TASK BRIEF: Quote the data below in full, minus the images.
# # # # # # #
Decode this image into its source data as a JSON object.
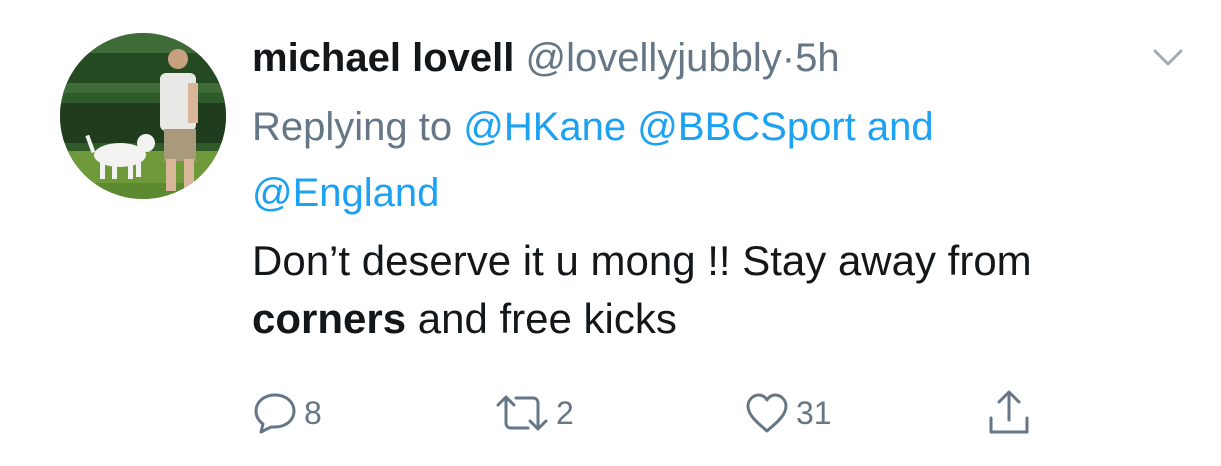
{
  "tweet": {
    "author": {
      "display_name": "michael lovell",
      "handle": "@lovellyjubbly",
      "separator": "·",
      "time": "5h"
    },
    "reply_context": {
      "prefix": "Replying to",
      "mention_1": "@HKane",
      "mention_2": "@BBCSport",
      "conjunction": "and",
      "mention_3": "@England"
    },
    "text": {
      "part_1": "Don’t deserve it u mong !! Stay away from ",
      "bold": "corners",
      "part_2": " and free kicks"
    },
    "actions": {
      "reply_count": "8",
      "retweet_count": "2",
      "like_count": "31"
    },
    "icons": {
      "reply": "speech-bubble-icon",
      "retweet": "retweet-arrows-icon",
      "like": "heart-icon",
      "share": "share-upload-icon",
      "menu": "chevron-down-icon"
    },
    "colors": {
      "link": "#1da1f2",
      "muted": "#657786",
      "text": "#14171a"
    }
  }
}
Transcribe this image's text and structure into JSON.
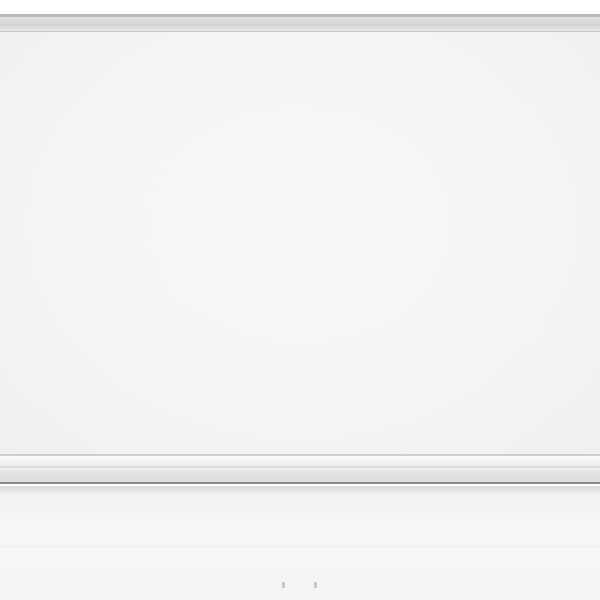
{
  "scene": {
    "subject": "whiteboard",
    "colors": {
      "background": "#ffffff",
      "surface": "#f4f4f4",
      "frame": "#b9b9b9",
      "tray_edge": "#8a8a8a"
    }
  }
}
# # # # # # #
EXPECTED ANSWER:
Decode this image into its source data as a JSON object.
{
  "tweet": {
    "author": {
      "display_name": "michael lovell",
      "handle": "@lovellyjubbly",
      "separator": "·",
      "time": "5h"
    },
    "reply_context": {
      "prefix": "Replying to",
      "mention_1": "@HKane",
      "mention_2": "@BBCSport",
      "conjunction": "and",
      "mention_3": "@England"
    },
    "text": {
      "part_1": "Don’t deserve it u mong !! Stay away from ",
      "bold": "corners",
      "part_2": " and free kicks"
    },
    "actions": {
      "reply_count": "8",
      "retweet_count": "2",
      "like_count": "31"
    },
    "icons": {
      "reply": "speech-bubble-icon",
      "retweet": "retweet-arrows-icon",
      "like": "heart-icon",
      "share": "share-upload-icon",
      "menu": "chevron-down-icon"
    },
    "colors": {
      "link": "#1da1f2",
      "muted": "#657786",
      "text": "#14171a"
    }
  }
}
Transcribe this image's text and structure into JSON.
{
  "scene": {
    "subject": "whiteboard",
    "colors": {
      "background": "#ffffff",
      "surface": "#f4f4f4",
      "frame": "#b9b9b9",
      "tray_edge": "#8a8a8a"
    }
  }
}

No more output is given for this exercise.